-- ABOUT THIS EXERCISE --
Report each line of the data that includes the word "Output".

# # # # # # #

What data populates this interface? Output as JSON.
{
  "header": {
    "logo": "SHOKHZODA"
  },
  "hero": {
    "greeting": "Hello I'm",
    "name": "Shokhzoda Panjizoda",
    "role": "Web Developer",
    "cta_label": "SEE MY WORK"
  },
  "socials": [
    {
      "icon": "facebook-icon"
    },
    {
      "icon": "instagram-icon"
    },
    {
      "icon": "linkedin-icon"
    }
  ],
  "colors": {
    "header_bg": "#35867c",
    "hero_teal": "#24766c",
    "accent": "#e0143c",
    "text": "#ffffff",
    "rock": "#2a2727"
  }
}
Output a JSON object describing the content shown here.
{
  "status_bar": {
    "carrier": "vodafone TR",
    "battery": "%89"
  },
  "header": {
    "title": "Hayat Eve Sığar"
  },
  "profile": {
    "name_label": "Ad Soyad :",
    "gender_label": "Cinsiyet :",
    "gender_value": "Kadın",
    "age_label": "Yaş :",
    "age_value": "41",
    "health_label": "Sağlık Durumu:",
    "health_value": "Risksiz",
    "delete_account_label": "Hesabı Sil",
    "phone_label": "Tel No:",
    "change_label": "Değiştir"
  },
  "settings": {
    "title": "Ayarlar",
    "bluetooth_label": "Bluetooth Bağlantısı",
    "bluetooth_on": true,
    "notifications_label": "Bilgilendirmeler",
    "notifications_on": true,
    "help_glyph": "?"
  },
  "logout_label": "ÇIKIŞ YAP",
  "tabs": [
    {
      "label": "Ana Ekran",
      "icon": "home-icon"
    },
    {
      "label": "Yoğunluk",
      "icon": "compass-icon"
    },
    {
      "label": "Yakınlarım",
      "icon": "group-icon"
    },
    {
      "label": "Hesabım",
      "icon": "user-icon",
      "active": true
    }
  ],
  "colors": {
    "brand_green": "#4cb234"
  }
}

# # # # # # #

-- EXERCISE ANSWER --
What data populates this interface? Output as JSON.
Output a JSON object describing the content shown here.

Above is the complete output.